This short story is a brief but valuable introduction to the eerie tone and uncomfortable tension that characterizes the Chaos Walking series. It's alThis short story is a brief but valuable introduction to the eerie tone and uncomfortable tension that characterizes the Chaos Walking series. It's also a refresher for those who haven't reads the series all the way through, and reminded me of how grim The Knife of Never Letting Go felt while reading it....more
For what it is, The Glamour Chase is fairly entertaining. The beginning started surprisingly strongly, with some nice depth added to Rory's backstoryFor what it is, The Glamour Chase is fairly entertaining. The beginning started surprisingly strongly, with some nice depth added to Rory's backstory -- which was undermined, sadly, in the bi-polar way in which he was praised then belittled, then praised again by those around him. The second half felt muddied, to me, and what was missing from this novel that the television show captures, I felt, is how well The Doctor engages those around him. In this novel that dialogue seemed perfunctory, though that may have been an attempt to capture Matt Smith's brilliant characterizations. There were a few lines that I had a hard time imagining the characters speaking, and far too many contemporary references to brand names and popular culture that pulled me out of the story each time they cropped up. The Glamour Chase is a good, brief escape overall, but less satisfying for having glimpsed some genuinely intriguing interactions buried beneath the tropes. ...more

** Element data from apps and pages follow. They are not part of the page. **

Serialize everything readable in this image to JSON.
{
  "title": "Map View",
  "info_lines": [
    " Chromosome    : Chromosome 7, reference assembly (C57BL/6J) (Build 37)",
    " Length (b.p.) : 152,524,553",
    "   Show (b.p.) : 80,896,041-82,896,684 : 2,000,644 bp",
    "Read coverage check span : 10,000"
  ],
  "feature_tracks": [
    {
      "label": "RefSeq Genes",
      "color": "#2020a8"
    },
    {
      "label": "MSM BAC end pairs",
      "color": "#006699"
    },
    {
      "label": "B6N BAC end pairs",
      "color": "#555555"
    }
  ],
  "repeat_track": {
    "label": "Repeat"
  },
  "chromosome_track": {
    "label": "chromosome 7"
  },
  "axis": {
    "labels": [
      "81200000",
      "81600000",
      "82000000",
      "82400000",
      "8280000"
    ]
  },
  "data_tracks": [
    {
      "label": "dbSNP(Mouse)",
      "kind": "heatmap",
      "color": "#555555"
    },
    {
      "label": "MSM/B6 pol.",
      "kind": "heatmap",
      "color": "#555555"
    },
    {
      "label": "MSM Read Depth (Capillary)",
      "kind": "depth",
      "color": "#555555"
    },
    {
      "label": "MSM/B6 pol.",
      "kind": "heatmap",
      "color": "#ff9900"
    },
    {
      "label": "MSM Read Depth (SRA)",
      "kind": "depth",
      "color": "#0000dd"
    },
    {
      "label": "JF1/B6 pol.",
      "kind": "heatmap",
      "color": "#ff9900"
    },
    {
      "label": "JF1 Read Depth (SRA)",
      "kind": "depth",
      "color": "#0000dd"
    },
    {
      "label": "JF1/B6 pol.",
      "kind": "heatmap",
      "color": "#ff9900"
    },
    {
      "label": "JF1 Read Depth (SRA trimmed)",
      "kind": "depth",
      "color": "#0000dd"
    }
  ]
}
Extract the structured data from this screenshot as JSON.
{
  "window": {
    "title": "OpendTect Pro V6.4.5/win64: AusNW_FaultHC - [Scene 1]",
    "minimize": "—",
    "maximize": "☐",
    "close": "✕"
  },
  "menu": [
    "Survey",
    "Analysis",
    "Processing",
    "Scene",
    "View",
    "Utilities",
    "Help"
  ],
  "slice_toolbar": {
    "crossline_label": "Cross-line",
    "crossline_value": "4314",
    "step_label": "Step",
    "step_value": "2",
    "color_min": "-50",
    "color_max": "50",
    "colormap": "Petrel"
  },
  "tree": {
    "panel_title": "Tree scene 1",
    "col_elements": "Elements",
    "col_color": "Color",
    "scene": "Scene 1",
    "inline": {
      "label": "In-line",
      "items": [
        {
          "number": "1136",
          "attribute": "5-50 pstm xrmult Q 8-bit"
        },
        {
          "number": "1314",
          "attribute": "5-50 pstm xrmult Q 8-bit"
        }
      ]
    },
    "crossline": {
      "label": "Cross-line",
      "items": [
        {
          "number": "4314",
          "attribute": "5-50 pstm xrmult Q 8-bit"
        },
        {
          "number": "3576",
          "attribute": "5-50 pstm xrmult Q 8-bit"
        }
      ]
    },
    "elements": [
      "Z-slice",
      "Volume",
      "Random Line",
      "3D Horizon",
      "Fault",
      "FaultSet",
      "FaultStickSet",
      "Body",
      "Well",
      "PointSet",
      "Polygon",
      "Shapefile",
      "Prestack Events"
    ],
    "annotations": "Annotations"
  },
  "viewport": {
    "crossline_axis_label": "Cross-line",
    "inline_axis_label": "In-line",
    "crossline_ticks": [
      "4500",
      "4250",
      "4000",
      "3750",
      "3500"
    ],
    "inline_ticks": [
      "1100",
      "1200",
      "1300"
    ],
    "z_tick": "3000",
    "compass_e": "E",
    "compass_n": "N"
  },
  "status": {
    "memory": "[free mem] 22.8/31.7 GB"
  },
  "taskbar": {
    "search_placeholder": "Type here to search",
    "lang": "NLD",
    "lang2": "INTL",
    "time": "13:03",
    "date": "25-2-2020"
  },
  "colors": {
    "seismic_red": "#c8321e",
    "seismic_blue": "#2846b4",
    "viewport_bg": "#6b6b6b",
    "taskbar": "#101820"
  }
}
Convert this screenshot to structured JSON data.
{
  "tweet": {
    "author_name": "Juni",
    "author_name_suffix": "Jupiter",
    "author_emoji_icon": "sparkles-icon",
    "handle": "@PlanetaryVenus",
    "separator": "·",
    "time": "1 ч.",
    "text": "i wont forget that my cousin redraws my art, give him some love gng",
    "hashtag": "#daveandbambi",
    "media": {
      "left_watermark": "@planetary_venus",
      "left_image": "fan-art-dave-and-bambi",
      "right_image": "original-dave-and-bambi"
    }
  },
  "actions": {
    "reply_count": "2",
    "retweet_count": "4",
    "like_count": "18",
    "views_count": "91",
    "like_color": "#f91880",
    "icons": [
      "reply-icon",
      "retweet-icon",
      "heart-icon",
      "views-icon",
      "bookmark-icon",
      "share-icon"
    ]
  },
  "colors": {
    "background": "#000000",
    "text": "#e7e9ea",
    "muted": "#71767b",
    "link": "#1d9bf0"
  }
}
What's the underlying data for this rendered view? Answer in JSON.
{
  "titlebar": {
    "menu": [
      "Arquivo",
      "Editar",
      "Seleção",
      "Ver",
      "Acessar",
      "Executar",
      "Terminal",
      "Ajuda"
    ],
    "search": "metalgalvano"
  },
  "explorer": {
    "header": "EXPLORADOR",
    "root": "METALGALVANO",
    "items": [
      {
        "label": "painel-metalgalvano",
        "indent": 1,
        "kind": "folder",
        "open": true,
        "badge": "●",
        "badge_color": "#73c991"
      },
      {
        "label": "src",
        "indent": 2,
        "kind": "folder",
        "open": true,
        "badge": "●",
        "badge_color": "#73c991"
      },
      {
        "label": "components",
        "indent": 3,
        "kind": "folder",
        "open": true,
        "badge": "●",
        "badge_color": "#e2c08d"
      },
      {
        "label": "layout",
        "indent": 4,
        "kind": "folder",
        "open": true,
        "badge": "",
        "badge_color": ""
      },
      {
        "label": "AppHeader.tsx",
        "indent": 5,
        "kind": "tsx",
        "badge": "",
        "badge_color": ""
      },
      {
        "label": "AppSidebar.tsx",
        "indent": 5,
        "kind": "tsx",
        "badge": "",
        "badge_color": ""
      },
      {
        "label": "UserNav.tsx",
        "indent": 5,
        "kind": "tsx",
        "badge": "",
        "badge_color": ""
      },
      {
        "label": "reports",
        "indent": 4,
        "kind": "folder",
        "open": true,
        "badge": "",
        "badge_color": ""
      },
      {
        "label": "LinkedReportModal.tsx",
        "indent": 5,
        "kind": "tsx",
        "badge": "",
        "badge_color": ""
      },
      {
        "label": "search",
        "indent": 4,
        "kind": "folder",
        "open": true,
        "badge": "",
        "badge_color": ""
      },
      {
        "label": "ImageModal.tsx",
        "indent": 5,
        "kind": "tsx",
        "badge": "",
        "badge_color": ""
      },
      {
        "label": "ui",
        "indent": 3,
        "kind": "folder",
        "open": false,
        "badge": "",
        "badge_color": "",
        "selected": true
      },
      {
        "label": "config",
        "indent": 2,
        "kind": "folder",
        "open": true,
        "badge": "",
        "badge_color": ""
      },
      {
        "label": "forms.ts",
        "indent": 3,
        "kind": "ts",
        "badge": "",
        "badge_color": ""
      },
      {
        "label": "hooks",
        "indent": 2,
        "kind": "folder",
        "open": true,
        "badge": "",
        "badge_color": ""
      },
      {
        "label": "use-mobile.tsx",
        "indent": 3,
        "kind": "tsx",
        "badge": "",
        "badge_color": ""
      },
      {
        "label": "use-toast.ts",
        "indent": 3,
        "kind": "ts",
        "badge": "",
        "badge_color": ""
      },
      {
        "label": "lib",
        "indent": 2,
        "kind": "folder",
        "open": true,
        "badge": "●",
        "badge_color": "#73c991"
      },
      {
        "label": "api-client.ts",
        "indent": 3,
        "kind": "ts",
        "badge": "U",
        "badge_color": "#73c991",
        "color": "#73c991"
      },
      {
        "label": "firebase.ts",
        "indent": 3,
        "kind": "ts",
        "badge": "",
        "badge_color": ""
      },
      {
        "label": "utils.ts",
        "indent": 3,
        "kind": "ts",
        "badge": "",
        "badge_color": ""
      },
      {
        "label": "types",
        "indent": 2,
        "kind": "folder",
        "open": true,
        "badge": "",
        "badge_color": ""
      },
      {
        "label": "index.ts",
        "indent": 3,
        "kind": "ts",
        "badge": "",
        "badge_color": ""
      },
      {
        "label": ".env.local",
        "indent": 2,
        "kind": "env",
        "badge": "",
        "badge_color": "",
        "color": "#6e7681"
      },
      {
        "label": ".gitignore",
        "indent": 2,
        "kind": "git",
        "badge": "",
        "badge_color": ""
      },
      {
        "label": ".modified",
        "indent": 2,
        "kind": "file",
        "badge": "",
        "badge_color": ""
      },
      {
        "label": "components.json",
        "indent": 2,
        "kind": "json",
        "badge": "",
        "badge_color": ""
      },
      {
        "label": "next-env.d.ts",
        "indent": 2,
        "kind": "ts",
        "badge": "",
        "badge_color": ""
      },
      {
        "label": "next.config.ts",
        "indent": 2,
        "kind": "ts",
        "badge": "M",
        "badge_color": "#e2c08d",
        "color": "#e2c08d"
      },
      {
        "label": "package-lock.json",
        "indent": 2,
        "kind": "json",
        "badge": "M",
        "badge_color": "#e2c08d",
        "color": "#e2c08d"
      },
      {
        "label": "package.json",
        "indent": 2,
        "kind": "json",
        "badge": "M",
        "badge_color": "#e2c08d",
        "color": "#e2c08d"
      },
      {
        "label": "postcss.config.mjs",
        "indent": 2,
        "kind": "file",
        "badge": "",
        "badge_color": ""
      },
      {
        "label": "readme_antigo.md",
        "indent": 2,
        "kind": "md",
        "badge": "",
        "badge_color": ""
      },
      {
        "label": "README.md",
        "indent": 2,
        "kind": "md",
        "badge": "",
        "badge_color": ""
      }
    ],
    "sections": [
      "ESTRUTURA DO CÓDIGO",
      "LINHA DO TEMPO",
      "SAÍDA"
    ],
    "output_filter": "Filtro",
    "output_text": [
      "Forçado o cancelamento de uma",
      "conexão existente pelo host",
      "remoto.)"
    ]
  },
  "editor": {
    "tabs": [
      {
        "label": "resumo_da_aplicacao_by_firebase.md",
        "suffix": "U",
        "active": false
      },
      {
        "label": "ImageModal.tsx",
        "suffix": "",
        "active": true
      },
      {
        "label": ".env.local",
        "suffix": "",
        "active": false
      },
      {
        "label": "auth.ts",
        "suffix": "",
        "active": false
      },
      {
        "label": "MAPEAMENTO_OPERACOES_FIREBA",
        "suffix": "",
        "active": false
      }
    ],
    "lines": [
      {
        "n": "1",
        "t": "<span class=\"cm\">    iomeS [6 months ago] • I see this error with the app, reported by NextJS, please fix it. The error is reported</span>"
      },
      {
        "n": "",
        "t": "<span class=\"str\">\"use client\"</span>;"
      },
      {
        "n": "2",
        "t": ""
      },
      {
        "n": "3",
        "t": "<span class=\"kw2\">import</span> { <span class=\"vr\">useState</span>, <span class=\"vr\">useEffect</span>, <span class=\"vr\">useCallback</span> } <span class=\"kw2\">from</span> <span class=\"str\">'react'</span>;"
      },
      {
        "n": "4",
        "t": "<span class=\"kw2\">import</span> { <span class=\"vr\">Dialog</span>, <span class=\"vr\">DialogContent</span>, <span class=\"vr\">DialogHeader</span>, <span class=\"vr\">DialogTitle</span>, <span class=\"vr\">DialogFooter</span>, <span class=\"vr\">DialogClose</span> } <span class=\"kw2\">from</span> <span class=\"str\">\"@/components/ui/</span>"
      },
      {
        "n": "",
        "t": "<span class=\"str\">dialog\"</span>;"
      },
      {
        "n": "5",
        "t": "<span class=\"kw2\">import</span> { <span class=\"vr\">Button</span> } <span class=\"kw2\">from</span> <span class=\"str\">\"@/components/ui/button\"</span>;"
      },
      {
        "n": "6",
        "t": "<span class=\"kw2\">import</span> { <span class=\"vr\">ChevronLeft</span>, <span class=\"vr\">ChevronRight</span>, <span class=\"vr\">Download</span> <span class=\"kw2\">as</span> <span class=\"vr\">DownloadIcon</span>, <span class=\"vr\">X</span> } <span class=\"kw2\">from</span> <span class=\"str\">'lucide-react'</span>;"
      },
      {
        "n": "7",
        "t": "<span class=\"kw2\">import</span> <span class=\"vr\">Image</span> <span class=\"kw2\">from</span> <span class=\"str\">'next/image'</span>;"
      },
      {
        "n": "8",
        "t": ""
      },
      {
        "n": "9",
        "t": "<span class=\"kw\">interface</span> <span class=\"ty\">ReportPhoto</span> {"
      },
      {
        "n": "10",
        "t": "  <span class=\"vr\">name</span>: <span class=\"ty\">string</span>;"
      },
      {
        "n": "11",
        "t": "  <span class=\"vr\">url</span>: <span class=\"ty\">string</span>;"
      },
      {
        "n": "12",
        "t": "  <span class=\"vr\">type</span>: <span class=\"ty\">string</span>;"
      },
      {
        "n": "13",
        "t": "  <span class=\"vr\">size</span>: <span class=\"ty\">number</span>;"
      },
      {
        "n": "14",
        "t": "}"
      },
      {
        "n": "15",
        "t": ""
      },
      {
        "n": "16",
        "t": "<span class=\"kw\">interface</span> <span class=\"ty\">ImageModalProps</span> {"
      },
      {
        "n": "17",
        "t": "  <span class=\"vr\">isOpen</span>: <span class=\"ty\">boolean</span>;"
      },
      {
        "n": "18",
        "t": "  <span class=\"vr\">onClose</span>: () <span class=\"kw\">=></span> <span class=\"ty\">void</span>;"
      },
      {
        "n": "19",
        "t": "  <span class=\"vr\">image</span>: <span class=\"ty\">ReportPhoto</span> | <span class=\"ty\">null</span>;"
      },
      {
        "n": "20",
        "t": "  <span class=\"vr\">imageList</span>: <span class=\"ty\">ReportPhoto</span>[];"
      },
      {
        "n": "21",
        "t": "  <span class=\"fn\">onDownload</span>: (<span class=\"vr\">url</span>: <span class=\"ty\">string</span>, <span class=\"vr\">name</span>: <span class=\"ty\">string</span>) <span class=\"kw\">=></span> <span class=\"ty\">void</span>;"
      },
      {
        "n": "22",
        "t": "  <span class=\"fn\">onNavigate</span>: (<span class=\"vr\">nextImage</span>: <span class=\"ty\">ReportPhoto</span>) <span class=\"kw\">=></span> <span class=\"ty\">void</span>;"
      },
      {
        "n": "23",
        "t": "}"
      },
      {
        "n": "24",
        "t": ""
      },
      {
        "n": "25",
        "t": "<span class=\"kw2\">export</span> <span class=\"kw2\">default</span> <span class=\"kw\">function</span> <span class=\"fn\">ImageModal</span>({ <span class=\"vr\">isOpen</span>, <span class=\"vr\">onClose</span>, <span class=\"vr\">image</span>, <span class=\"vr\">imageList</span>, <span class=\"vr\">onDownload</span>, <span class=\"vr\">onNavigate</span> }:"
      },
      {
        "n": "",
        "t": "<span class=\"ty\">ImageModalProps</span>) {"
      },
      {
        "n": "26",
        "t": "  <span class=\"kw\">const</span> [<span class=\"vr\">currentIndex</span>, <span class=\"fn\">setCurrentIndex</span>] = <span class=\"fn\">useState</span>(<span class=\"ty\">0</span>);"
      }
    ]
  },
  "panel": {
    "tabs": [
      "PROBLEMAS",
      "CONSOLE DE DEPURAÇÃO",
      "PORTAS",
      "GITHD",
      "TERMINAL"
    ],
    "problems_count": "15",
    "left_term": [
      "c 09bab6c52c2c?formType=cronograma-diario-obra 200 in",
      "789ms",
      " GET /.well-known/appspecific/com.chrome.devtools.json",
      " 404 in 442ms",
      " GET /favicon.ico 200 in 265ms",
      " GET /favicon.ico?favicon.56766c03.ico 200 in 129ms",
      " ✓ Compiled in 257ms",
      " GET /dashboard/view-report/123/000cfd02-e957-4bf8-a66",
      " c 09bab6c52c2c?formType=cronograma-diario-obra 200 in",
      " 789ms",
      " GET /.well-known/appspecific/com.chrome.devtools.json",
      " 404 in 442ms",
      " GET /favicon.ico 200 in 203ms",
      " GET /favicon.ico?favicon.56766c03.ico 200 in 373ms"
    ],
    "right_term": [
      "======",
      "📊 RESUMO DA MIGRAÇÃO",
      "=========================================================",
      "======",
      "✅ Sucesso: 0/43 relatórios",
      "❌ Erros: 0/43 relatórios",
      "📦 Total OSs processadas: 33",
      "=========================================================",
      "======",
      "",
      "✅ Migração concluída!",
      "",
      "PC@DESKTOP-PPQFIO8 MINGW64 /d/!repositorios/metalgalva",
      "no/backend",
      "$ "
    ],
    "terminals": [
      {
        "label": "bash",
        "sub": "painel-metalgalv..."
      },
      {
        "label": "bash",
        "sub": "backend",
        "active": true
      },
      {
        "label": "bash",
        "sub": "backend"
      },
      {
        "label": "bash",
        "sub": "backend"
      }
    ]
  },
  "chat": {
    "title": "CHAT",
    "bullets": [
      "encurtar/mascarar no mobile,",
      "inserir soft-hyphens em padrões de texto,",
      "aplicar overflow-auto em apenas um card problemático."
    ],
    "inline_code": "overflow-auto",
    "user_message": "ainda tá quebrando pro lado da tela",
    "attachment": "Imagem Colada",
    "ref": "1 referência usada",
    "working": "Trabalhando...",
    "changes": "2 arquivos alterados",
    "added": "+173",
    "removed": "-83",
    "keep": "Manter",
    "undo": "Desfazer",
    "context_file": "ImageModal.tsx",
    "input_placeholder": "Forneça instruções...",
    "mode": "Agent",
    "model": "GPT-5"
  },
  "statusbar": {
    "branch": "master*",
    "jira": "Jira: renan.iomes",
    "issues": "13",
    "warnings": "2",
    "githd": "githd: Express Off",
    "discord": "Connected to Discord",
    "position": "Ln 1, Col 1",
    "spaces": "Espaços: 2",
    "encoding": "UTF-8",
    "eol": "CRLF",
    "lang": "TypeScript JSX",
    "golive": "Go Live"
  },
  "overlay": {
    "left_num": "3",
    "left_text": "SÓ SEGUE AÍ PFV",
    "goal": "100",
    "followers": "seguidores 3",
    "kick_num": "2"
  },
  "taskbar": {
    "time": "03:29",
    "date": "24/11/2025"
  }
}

If you spread the pieces of The Native Star over a table, this escapist novel seems to have everything: a cross-continent journey; a giant mutated racIf you spread the pieces of The Native Star over a table, this escapist novel seems to have everything: a cross-continent journey; a giant mutated raccoon; a small amount of romance; fun, if archetypical, characters (which equals here a somewhat predictable outcome); and a love of the magical/mechanical gadgets and the overlong, multi-syllabic, faux-19th century descriptions on which the genre of Steampunk survives. Together, these pieces never seem to reach much depth, but the goal is clearly like that of bad television: enough of a story to help you pass a few hours, and if you really want an escape, the promise of similar stories to come. Enjoyable enough, for what it is, I just wish enough here felt like something more. ...more